Task to complete:
The entire listing that follows must be repeated exactly, pictures excluded.

Given information:
^^^^
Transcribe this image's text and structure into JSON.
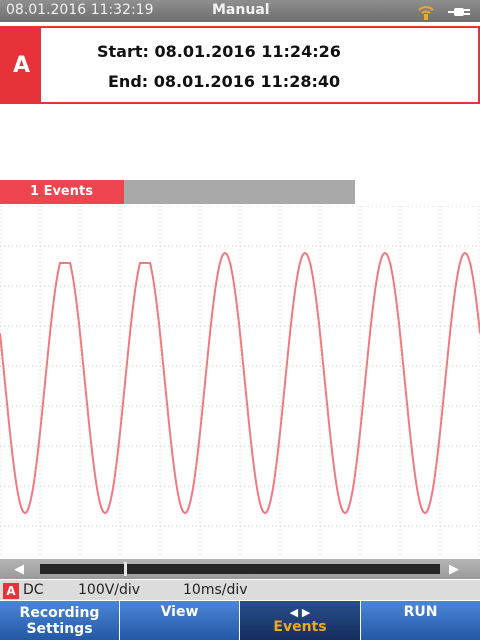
{
  "status_bar": {
    "datetime": "08.01.2016 11:32:19",
    "mode": "Manual",
    "icons": [
      "wifi-icon",
      "power-plug-icon"
    ]
  },
  "info_box": {
    "channel": "A",
    "start": "Start: 08.01.2016 11:24:26",
    "end": "End: 08.01.2016 11:28:40"
  },
  "events": {
    "label": "1 Events"
  },
  "scroll": {
    "left_arrow": "◀",
    "right_arrow": "▶",
    "position": 0.21
  },
  "channel_settings": {
    "channel": "A",
    "coupling": "DC",
    "volts_per_div": "100V/div",
    "time_per_div": "10ms/div"
  },
  "softkeys": {
    "recording_settings_line1": "Recording",
    "recording_settings_line2": "Settings",
    "view": "View",
    "events_arrows": "◀ ▶",
    "events": "Events",
    "run": "RUN"
  },
  "colors": {
    "accent_red": "#e8323a",
    "waveform": "#f07a80",
    "softkey_blue": "#2f6cc0",
    "softkey_active": "#1b3a70",
    "events_text": "#f0a81c"
  }
}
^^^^
Written reply:
Transcribe this image's text and structure into JSON.
{
  "status_bar": {
    "datetime": "08.01.2016 11:32:19",
    "mode": "Manual",
    "icons": [
      "wifi-icon",
      "power-plug-icon"
    ]
  },
  "info_box": {
    "channel": "A",
    "start": "Start: 08.01.2016 11:24:26",
    "end": "End: 08.01.2016 11:28:40"
  },
  "events": {
    "label": "1 Events"
  },
  "scroll": {
    "left_arrow": "◀",
    "right_arrow": "▶",
    "position": 0.21
  },
  "channel_settings": {
    "channel": "A",
    "coupling": "DC",
    "volts_per_div": "100V/div",
    "time_per_div": "10ms/div"
  },
  "softkeys": {
    "recording_settings_line1": "Recording",
    "recording_settings_line2": "Settings",
    "view": "View",
    "events_arrows": "◀ ▶",
    "events": "Events",
    "run": "RUN"
  },
  "colors": {
    "accent_red": "#e8323a",
    "waveform": "#f07a80",
    "softkey_blue": "#2f6cc0",
    "softkey_active": "#1b3a70",
    "events_text": "#f0a81c"
  }
}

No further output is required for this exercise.